The deficit is headlined by twin deficits with China and OPEC. From the Commerce Department Press Release:
The April figures showed surpluses, in billions of dollars, with Hong Kong $1.4 ($1.2 for March), Singapore $1.4 ($1.5), Australia $0.8 ($1.5), and Egypt $0.3 ($0.4). Deficits were recorded, in billions of dollars, with China $20.2 ($16.1), OPEC $15.6 ($14.1), the European Union $8.5 ($7.5), Japan $7.6 ($7.5), Canada $7.6 ($6.4), Mexico $6.8 ($6.0), Nigeria $3.4 ($3.3), Venezuela $3.0 ($2.8), Korea $1.3 ($0.8), and Taiwan $0.9 ($0.3).
The twin challenges that must be confronted to bring trade towards balance are energy costs and the effects of mercantilist policies by China, Japan and others.
The mercantilists can be dealt with using import certificates to force trade into balance.
The energy costs are more difficult to address. In the long term, a set of policies that move the US away from dependence on imported energy would be great. In the short term, prices for energy are beginning to force consumers to rethink their consumption decisions. But for more rapid response, a system of tradeable gasoline rations would be more effective. Ray and I have discussed the idea before on this blog.

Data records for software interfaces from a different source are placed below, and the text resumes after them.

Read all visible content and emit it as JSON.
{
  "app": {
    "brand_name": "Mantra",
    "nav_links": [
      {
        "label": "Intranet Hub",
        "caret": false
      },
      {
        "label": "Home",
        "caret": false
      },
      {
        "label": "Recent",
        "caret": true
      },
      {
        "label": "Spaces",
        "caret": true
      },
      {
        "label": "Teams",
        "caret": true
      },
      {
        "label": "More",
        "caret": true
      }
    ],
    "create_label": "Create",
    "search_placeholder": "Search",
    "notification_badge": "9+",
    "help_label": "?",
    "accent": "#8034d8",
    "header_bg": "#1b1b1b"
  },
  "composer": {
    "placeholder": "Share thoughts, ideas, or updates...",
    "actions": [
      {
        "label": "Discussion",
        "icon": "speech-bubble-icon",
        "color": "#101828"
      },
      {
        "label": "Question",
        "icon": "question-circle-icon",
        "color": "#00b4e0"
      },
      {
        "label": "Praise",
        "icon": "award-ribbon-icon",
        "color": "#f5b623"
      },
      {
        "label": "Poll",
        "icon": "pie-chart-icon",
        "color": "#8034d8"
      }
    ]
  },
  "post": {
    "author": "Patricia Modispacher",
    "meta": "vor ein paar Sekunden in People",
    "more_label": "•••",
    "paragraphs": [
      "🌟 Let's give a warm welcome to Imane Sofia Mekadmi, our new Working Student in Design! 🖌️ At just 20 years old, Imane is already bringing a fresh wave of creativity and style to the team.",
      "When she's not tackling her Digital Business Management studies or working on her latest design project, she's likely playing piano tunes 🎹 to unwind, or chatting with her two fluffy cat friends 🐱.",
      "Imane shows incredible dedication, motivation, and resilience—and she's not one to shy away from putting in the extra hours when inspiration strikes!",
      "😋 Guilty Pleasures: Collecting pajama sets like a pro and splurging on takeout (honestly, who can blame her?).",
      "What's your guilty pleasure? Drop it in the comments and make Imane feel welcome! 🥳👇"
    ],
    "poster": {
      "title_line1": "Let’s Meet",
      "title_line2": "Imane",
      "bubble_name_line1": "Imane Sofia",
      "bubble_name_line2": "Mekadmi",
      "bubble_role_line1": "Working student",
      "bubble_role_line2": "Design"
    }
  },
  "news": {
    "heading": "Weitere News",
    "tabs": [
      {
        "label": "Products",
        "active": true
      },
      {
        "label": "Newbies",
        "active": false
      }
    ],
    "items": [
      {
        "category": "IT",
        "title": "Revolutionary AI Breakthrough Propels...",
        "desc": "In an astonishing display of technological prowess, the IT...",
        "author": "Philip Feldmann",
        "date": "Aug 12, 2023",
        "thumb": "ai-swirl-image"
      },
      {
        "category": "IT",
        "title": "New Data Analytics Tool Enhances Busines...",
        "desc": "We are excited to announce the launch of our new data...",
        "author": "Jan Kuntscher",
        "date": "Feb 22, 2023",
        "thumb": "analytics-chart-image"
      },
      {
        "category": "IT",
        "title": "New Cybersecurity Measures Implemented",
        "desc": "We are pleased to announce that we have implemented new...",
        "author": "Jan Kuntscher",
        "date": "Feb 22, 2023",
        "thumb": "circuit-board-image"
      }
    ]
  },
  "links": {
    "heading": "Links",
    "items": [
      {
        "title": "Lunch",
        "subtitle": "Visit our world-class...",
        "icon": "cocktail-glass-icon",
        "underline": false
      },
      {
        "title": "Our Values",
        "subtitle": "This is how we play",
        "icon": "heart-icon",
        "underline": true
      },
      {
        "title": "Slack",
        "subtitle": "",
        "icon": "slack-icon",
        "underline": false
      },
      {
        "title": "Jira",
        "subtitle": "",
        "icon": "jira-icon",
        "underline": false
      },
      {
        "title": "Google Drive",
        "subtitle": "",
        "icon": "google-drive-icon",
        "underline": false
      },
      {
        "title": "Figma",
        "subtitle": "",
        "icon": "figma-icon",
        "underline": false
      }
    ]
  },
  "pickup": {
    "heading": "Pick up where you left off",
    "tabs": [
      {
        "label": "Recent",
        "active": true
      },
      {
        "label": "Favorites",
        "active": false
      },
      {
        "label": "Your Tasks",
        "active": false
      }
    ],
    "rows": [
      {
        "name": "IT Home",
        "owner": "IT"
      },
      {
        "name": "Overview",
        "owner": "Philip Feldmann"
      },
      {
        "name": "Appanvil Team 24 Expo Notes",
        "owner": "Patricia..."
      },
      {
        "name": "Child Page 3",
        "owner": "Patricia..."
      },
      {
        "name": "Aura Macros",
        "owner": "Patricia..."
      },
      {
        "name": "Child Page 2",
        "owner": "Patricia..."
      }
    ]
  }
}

When I find time, I'm going to do a study of the distributional impact for various versions of the permits. Unfortunately, the distributional politics are apt to be a bit difficult. There are a few states (and individuals) who use very little gasoline. At the upper end things are more tightly clustered. This means that the benefits of tradable permits would probably be concentrated on a few individuals or places, while the costs would be more distributed. However, such a system would tend to benefit the poor, who consume less gasoline. The distributional effects are much more progressive than imposition of a high gasoline tax.

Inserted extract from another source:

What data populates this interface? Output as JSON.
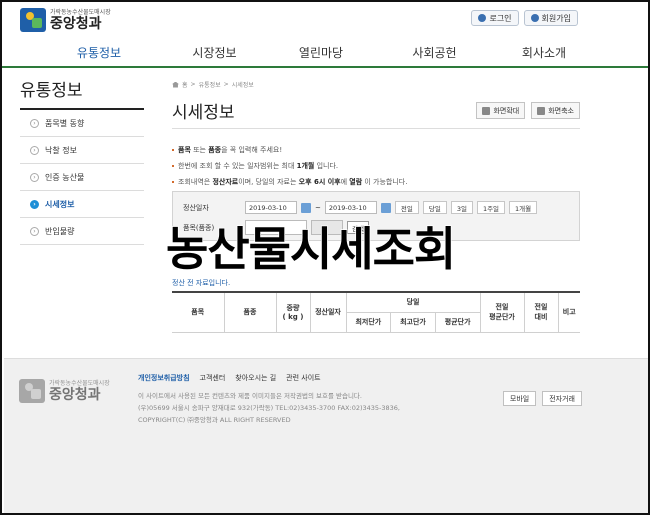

Here is the link for Feldstein's exposition of the idea.
This page gives a sense of how different states stack up.